- Data shown:
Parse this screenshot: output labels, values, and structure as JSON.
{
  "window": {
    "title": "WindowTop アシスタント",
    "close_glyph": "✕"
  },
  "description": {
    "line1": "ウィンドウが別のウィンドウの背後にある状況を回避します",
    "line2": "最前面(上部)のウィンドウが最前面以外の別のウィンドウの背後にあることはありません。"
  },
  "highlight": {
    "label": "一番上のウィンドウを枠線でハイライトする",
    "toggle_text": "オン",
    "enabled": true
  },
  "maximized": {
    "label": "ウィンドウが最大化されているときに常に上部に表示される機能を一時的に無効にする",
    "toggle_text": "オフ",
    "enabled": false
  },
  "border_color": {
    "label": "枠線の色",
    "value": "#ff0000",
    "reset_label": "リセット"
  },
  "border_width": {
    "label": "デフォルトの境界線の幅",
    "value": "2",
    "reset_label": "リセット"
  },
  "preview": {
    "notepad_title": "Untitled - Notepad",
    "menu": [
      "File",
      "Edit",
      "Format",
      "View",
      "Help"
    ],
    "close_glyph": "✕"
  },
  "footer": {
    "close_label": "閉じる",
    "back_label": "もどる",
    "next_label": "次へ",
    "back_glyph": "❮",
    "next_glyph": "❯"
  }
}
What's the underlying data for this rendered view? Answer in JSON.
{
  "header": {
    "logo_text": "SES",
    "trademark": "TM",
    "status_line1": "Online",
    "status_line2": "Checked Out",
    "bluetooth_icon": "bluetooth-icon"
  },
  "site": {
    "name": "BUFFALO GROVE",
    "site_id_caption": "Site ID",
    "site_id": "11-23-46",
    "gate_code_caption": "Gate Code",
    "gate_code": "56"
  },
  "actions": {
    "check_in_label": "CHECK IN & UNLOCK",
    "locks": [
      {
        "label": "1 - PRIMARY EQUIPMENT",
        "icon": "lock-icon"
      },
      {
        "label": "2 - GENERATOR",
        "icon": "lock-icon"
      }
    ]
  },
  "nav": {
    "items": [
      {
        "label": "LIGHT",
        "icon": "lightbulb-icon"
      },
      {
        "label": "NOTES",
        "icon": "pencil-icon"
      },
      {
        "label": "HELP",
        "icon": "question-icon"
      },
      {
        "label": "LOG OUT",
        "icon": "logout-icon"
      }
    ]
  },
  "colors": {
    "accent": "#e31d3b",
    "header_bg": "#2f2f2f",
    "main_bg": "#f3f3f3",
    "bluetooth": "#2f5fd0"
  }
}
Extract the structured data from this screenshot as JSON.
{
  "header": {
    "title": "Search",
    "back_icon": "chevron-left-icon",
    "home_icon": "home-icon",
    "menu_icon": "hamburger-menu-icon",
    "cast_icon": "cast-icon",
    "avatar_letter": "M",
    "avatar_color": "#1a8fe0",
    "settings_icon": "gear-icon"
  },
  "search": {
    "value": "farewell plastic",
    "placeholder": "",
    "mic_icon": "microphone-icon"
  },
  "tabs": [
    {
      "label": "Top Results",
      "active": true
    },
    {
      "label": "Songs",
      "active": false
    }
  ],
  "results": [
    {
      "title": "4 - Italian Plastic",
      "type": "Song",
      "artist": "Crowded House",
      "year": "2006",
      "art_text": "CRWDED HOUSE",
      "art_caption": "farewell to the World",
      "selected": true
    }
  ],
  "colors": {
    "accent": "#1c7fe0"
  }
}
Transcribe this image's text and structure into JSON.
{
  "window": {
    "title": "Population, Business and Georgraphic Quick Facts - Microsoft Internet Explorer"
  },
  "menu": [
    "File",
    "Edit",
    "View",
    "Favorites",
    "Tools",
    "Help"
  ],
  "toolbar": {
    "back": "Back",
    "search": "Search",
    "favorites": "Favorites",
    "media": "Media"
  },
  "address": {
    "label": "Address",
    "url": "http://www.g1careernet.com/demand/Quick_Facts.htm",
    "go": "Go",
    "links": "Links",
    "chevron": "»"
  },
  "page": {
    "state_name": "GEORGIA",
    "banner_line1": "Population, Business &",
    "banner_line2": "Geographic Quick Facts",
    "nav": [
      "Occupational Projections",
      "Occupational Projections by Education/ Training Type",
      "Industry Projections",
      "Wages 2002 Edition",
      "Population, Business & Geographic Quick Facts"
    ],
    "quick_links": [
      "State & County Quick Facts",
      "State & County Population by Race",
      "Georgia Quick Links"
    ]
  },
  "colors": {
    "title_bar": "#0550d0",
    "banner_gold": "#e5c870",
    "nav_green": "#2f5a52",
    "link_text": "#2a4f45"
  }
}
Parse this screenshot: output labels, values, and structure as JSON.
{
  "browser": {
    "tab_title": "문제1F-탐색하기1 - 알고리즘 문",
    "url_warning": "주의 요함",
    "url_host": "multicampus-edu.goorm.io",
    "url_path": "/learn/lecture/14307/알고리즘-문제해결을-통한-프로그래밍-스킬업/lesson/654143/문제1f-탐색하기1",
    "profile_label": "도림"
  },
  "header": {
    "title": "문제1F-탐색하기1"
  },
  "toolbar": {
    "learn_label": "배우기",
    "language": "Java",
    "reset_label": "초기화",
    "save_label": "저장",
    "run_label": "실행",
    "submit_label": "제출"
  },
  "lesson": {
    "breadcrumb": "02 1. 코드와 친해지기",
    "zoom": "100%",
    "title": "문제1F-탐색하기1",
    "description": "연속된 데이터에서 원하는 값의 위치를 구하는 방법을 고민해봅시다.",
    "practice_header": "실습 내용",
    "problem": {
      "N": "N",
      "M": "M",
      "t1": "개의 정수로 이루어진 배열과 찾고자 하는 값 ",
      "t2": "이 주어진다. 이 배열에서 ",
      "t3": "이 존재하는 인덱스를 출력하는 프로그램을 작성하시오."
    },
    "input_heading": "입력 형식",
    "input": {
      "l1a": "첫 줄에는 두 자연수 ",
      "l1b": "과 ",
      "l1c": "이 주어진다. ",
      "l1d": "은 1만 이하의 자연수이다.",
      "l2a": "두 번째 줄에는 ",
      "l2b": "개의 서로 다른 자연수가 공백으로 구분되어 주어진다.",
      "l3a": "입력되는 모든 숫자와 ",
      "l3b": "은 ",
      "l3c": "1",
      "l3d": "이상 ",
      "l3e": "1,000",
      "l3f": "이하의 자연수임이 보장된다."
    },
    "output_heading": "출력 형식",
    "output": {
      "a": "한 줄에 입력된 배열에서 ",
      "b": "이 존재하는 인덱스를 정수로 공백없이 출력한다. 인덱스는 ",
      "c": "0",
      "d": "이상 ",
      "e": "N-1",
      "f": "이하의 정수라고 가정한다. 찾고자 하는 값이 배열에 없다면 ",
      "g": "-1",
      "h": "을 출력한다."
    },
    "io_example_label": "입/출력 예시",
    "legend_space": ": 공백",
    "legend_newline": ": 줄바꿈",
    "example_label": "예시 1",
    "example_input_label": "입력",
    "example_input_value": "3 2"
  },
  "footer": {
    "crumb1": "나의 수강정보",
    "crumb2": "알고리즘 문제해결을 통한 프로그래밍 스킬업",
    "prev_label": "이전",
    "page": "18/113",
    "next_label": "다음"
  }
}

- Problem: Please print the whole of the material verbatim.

- Solution below:
Parse this screenshot: output labels, values, and structure as JSON.
{
  "window": {
    "title": "WindowTop アシスタント",
    "close_glyph": "✕"
  },
  "description": {
    "line1": "ウィンドウが別のウィンドウの背後にある状況を回避します",
    "line2": "最前面(上部)のウィンドウが最前面以外の別のウィンドウの背後にあることはありません。"
  },
  "highlight": {
    "label": "一番上のウィンドウを枠線でハイライトする",
    "toggle_text": "オン",
    "enabled": true
  },
  "maximized": {
    "label": "ウィンドウが最大化されているときに常に上部に表示される機能を一時的に無効にする",
    "toggle_text": "オフ",
    "enabled": false
  },
  "border_color": {
    "label": "枠線の色",
    "value": "#ff0000",
    "reset_label": "リセット"
  },
  "border_width": {
    "label": "デフォルトの境界線の幅",
    "value": "2",
    "reset_label": "リセット"
  },
  "preview": {
    "notepad_title": "Untitled - Notepad",
    "menu": [
      "File",
      "Edit",
      "Format",
      "View",
      "Help"
    ],
    "close_glyph": "✕"
  },
  "footer": {
    "close_label": "閉じる",
    "back_label": "もどる",
    "next_label": "次へ",
    "back_glyph": "❮",
    "next_glyph": "❯"
  }
}
What's the underlying data for this rendered view? Answer in JSON.
{
  "header": {
    "logo_text": "SES",
    "trademark": "TM",
    "status_line1": "Online",
    "status_line2": "Checked Out",
    "bluetooth_icon": "bluetooth-icon"
  },
  "site": {
    "name": "BUFFALO GROVE",
    "site_id_caption": "Site ID",
    "site_id": "11-23-46",
    "gate_code_caption": "Gate Code",
    "gate_code": "56"
  },
  "actions": {
    "check_in_label": "CHECK IN & UNLOCK",
    "locks": [
      {
        "label": "1 - PRIMARY EQUIPMENT",
        "icon": "lock-icon"
      },
      {
        "label": "2 - GENERATOR",
        "icon": "lock-icon"
      }
    ]
  },
  "nav": {
    "items": [
      {
        "label": "LIGHT",
        "icon": "lightbulb-icon"
      },
      {
        "label": "NOTES",
        "icon": "pencil-icon"
      },
      {
        "label": "HELP",
        "icon": "question-icon"
      },
      {
        "label": "LOG OUT",
        "icon": "logout-icon"
      }
    ]
  },
  "colors": {
    "accent": "#e31d3b",
    "header_bg": "#2f2f2f",
    "main_bg": "#f3f3f3",
    "bluetooth": "#2f5fd0"
  }
}
Extract the structured data from this screenshot as JSON.
{
  "header": {
    "title": "Search",
    "back_icon": "chevron-left-icon",
    "home_icon": "home-icon",
    "menu_icon": "hamburger-menu-icon",
    "cast_icon": "cast-icon",
    "avatar_letter": "M",
    "avatar_color": "#1a8fe0",
    "settings_icon": "gear-icon"
  },
  "search": {
    "value": "farewell plastic",
    "placeholder": "",
    "mic_icon": "microphone-icon"
  },
  "tabs": [
    {
      "label": "Top Results",
      "active": true
    },
    {
      "label": "Songs",
      "active": false
    }
  ],
  "results": [
    {
      "title": "4 - Italian Plastic",
      "type": "Song",
      "artist": "Crowded House",
      "year": "2006",
      "art_text": "CRWDED HOUSE",
      "art_caption": "farewell to the World",
      "selected": true
    }
  ],
  "colors": {
    "accent": "#1c7fe0"
  }
}
Transcribe this image's text and structure into JSON.
{
  "window": {
    "title": "Population, Business and Georgraphic Quick Facts - Microsoft Internet Explorer"
  },
  "menu": [
    "File",
    "Edit",
    "View",
    "Favorites",
    "Tools",
    "Help"
  ],
  "toolbar": {
    "back": "Back",
    "search": "Search",
    "favorites": "Favorites",
    "media": "Media"
  },
  "address": {
    "label": "Address",
    "url": "http://www.g1careernet.com/demand/Quick_Facts.htm",
    "go": "Go",
    "links": "Links",
    "chevron": "»"
  },
  "page": {
    "state_name": "GEORGIA",
    "banner_line1": "Population, Business &",
    "banner_line2": "Geographic Quick Facts",
    "nav": [
      "Occupational Projections",
      "Occupational Projections by Education/ Training Type",
      "Industry Projections",
      "Wages 2002 Edition",
      "Population, Business & Geographic Quick Facts"
    ],
    "quick_links": [
      "State & County Quick Facts",
      "State & County Population by Race",
      "Georgia Quick Links"
    ]
  },
  "colors": {
    "title_bar": "#0550d0",
    "banner_gold": "#e5c870",
    "nav_green": "#2f5a52",
    "link_text": "#2a4f45"
  }
}
Parse this screenshot: output labels, values, and structure as JSON.
{
  "browser": {
    "tab_title": "문제1F-탐색하기1 - 알고리즘 문",
    "url_warning": "주의 요함",
    "url_host": "multicampus-edu.goorm.io",
    "url_path": "/learn/lecture/14307/알고리즘-문제해결을-통한-프로그래밍-스킬업/lesson/654143/문제1f-탐색하기1",
    "profile_label": "도림"
  },
  "header": {
    "title": "문제1F-탐색하기1"
  },
  "toolbar": {
    "learn_label": "배우기",
    "language": "Java",
    "reset_label": "초기화",
    "save_label": "저장",
    "run_label": "실행",
    "submit_label": "제출"
  },
  "lesson": {
    "breadcrumb": "02 1. 코드와 친해지기",
    "zoom": "100%",
    "title": "문제1F-탐색하기1",
    "description": "연속된 데이터에서 원하는 값의 위치를 구하는 방법을 고민해봅시다.",
    "practice_header": "실습 내용",
    "problem": {
      "N": "N",
      "M": "M",
      "t1": "개의 정수로 이루어진 배열과 찾고자 하는 값 ",
      "t2": "이 주어진다. 이 배열에서 ",
      "t3": "이 존재하는 인덱스를 출력하는 프로그램을 작성하시오."
    },
    "input_heading": "입력 형식",
    "input": {
      "l1a": "첫 줄에는 두 자연수 ",
      "l1b": "과 ",
      "l1c": "이 주어진다. ",
      "l1d": "은 1만 이하의 자연수이다.",
      "l2a": "두 번째 줄에는 ",
      "l2b": "개의 서로 다른 자연수가 공백으로 구분되어 주어진다.",
      "l3a": "입력되는 모든 숫자와 ",
      "l3b": "은 ",
      "l3c": "1",
      "l3d": "이상 ",
      "l3e": "1,000",
      "l3f": "이하의 자연수임이 보장된다."
    },
    "output_heading": "출력 형식",
    "output": {
      "a": "한 줄에 입력된 배열에서 ",
      "b": "이 존재하는 인덱스를 정수로 공백없이 출력한다. 인덱스는 ",
      "c": "0",
      "d": "이상 ",
      "e": "N-1",
      "f": "이하의 정수라고 가정한다. 찾고자 하는 값이 배열에 없다면 ",
      "g": "-1",
      "h": "을 출력한다."
    },
    "io_example_label": "입/출력 예시",
    "legend_space": ": 공백",
    "legend_newline": ": 줄바꿈",
    "example_label": "예시 1",
    "example_input_label": "입력",
    "example_input_value": "3 2"
  },
  "footer": {
    "crumb1": "나의 수강정보",
    "crumb2": "알고리즘 문제해결을 통한 프로그래밍 스킬업",
    "prev_label": "이전",
    "page": "18/113",
    "next_label": "다음"
  }
}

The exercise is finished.